Cast not away therefore your confidence, which has great recompense of reward.

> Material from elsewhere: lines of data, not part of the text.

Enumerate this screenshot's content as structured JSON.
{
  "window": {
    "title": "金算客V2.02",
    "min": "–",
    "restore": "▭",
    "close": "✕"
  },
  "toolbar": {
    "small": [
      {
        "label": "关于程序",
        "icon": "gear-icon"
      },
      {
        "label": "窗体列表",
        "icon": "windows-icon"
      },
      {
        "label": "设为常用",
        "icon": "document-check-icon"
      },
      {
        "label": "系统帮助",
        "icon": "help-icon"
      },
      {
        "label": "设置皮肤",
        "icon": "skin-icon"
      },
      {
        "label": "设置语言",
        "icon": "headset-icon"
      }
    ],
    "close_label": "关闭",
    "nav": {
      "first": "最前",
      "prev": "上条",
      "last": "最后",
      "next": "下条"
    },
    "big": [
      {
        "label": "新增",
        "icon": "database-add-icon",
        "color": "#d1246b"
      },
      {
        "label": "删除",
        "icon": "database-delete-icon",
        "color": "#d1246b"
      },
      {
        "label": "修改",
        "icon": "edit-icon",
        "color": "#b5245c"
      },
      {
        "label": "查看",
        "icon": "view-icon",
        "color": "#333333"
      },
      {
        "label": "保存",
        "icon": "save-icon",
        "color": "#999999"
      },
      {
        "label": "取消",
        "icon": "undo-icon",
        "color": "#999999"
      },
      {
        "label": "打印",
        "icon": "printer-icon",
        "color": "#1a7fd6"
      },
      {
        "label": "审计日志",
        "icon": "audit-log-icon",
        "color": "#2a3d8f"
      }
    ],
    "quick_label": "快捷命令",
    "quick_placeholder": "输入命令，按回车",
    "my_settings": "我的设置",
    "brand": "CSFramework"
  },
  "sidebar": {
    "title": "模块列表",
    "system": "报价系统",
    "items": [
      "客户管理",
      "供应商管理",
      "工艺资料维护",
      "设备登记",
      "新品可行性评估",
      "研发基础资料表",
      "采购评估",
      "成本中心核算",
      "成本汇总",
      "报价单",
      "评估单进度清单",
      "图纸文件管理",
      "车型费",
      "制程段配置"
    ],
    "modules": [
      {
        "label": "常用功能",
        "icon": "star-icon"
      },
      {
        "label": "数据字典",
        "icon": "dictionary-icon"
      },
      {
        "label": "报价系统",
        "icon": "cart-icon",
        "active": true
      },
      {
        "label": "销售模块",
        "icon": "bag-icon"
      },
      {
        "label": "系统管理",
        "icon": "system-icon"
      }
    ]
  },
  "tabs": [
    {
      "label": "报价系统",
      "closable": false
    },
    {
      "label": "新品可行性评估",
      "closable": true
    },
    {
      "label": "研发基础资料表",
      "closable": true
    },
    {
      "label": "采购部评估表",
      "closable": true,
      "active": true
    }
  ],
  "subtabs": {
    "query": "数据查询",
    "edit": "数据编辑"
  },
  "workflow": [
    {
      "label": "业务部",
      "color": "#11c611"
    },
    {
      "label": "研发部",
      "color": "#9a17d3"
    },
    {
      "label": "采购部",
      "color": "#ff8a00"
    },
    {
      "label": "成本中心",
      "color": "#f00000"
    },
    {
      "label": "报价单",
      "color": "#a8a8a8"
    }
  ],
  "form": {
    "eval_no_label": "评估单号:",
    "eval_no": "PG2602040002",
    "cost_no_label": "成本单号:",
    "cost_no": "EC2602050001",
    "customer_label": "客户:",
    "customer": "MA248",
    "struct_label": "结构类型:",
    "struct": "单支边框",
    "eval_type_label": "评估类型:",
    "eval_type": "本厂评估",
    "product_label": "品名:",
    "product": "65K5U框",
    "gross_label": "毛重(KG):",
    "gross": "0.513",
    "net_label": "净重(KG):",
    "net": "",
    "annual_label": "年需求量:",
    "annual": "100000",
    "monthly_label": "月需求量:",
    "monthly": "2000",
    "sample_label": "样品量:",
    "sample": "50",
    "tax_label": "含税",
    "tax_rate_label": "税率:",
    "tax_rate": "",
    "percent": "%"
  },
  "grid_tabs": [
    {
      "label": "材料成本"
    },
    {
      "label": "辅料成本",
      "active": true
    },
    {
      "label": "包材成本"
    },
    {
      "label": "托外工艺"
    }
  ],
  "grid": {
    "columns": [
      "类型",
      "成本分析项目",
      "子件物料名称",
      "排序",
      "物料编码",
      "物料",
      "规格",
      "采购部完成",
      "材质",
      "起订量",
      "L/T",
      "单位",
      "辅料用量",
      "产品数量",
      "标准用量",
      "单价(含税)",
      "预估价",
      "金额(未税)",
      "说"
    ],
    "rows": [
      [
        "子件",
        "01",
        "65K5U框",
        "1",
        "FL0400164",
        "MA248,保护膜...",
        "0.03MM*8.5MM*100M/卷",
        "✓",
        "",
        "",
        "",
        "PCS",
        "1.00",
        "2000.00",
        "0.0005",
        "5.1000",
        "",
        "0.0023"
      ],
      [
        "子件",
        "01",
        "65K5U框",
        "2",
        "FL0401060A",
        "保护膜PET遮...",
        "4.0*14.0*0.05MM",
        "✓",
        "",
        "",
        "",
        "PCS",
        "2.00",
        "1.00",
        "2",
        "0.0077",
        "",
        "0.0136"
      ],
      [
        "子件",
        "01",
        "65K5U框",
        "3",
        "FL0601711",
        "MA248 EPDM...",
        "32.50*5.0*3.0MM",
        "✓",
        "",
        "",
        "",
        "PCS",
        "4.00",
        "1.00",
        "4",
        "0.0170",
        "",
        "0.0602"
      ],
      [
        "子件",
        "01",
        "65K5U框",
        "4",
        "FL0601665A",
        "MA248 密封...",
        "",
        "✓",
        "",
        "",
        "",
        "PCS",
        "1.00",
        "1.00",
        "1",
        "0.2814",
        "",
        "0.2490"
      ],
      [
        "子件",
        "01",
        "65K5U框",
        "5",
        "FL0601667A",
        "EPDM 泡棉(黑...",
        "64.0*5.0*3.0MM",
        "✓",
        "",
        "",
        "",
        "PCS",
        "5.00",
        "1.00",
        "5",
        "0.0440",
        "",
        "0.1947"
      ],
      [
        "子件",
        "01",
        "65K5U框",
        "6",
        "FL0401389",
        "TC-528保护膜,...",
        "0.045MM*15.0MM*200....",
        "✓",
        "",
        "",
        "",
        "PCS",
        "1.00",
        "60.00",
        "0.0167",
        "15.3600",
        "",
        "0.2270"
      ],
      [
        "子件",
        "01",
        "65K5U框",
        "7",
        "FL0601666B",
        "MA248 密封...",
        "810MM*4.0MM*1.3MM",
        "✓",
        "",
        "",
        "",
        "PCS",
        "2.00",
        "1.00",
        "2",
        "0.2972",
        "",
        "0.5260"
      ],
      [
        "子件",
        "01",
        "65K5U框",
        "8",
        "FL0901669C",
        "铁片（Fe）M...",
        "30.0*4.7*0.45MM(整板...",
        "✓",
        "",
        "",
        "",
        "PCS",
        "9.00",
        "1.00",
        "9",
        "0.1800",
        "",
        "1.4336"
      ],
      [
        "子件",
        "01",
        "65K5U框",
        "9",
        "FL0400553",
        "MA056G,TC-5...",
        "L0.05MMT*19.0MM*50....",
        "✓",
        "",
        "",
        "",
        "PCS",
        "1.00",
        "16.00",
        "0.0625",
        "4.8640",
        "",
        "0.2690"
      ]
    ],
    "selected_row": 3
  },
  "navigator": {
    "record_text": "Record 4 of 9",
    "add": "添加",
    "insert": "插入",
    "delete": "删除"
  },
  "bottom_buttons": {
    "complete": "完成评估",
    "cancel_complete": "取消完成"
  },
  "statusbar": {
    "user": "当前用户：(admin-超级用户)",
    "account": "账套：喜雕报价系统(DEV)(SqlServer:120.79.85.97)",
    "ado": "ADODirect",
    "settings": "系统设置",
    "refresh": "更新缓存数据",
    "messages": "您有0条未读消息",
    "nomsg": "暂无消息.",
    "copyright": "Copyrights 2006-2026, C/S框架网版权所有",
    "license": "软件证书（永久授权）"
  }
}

The confidence here mentioned is not merely that trust in the personal sacrifice of Christ whence springs pardon of sin. It is the filial trust of a believing heart, washed from guilt in the redeeming blood, already an heir of God, and joint-heir with Christ. And in what is this confidence placed? In self-goodness, or self-power? No; but in God, through Jesus Christ alone. The more of this confidence the Christian possesses, the more humble will he be; for it makes Christ supreme in the heart. And on what is it immediately grounded? This rejoicing confidence is not founded on dim speculations, on vague hopes, on boasted deeds, but on the clear testimony of the Divine Spirit. In this must be the basis of all the enjoyment in the blessings of the kingdom of grace here, and all for which we may look in the glory hereafter. In hours of distress it ministers consolation. In danger it brings preservation and rescue. In trouble it gives support and relief. It realises not only a deliverance from all evil, but a communication of all that is good. Who can tell how rich in delight earth may be, with this confidence in God keeping the soul; with the kingdom of righteousness, and peace, and joy as its government; with the sure promise that the maintenance of this confidence is constantly adding to the lustre of our heavenly crown! But its highest, its supremely great " recompense of reward" is beyond the grave. With expanding and quickened facilities, with ever-opening objects for thought and feeling, with closer approach to the infinite, and changing into the Divine likeness, the faithful saints shall reap the eternity of their reward. The apostle here alludes to the conduct of the ancient warrior. The Lacedaemonians were celebrated for a valour which chose death before an ignominious defeat; therefore they threw their lives away rather than shrink from the foe. The mothers of their young men often gave them, as they departed for the fight, the shield of the father, and commanded them to bring it back, or be brought back upon it — that is, to return victorious or slain. So the loyal, valiant Paul bids the soldier of the cross never to give up his shield, never cast it away in foul retreat. Ours is a mighty moral conflict. If we Can cast this away, we can have no hope of succour and deliverance from Him. We must fall a prey to the devourer. Let us, then, resist the various devices to ensnare us. Cast not away your confidence in any sore temptation. Cast it not away should the prosperity and flattery of the world try to attract you from it. Perhaps this is the least dreaded, but it is the most dangerous combatant; for, like Judas, it first kisses, then betrays.
(S. B. Bangs.)
Parallel VersesKJV: Cast not away therefore your confidence, which hath great recompence of reward.